Last month, the Bank of England (BoE) made the decision to cut interest rates for the first time since 2009. As part of a stimulus package for the UK economy following the Brexit decision, BoE Governor Mark Carney announced that rates would be cut from a previous 0.5% record low to a new all-time low of 0.25%.
Commercial Banks Movement
This has had repercussions across the financial sector, with Santander being the first high street bank to announce that it will be slashing the interest rate on its 123 bank account from 3% to 1.5%, effective as of November 1st. As the most popular current account in the UK, and with the possibility that other high street banks will follow suit, the impact is enormous.
There are some lenders taking a different approach, including building society Nationwide (which has confirmed that it will rebuke the Bank of England’s decision, maintaining its interest rates for savers, but passing the cut on to those in debt). The instant reaction (including the one from mainstream media), is that this decision will hit savers hard. There is no doubt that for some (especially those who rely on the interest from their savings as a source of income) the decision will be unpopular, and it will be particularly galling for those who were savvy enough to have shopped around for their savings account in the first place.
Who Benefits From The Cut?
This is all assuming that one has any savings, to begin with. There are two sides to every story, and those with few savings but with variable mortgages and other debts and loans stand to benefit from the cut, which will contribute to lower payback rates for the period for which it remains.
As with any economic stimulus, it is important that the decision is contextualised. The measure is one of four that has been designed to prevent an economic depression, the others being: a quantitative easing programme (long-hand for printing money a buy-up of corporate debt to drive down funding costs and a £100bn Term Funding Scheme to allow high street banks to borrow a proportion of their outstanding lending at a 0.25% rate.
It is also important to remember that the rate change is not a first, it will not be the last, and that the cut itself is hardly astronomical.
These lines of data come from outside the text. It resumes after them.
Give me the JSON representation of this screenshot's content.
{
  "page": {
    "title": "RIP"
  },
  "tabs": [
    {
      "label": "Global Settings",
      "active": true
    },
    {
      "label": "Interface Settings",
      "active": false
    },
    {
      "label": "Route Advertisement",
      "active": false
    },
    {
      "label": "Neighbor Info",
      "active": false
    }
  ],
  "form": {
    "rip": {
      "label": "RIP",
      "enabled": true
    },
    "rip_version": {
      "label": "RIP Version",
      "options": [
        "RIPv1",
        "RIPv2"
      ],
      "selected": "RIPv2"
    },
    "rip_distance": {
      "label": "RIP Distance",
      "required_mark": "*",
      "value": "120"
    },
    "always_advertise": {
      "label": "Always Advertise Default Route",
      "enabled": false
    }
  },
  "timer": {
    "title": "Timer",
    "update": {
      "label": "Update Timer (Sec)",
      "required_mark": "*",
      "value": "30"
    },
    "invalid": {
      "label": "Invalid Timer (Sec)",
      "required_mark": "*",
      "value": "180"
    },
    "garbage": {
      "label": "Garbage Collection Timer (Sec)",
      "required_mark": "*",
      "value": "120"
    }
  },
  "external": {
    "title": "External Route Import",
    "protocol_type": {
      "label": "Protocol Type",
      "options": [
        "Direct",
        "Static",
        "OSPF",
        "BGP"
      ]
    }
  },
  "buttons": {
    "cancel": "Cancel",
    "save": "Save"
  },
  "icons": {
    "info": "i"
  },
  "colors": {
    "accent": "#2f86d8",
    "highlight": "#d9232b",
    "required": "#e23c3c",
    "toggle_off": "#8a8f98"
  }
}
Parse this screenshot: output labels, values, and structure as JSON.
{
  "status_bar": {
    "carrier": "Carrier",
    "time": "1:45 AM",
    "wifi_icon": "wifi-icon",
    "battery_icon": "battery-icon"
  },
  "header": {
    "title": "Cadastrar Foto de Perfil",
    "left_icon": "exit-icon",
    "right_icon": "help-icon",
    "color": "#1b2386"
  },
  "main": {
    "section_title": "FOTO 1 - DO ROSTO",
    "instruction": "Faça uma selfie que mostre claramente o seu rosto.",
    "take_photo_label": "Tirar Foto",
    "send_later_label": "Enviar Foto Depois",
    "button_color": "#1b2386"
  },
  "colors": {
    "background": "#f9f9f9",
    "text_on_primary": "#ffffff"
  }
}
There are many other instances of more significant changes, such as the interest rate hike of the early 1990s, which saw people paying up to 15% on their mortgages and other loans.
Arguably, as an impact of all the past recessions, lessons have been learned, not least by the Bank of England, which explains its insistence on keeping interest rates low (the recessions of the early 1980s and 1990s were both preceded by periods of high interest rates). History has taught individuals to become savvier with their money and not just to trust high street banks and lenders.
Millennials, in particular, are in a unique position here. Their current predicament has been created by a market that they were not old enough to be involved with, but are suffering the consequences of through high debt and a lack of property. As such, they have learned the hard way that, when it comes to their money, their destiny is in their hands. Research supports this, showing that more than 68% of Millennials are worried about money management and unsure about the financial options open to them.
It is critical for Millennials to increase their economic understanding, particularly when it comes to investing. Research has also shown that one way to encourage this is to make learning how to invest a fun activity.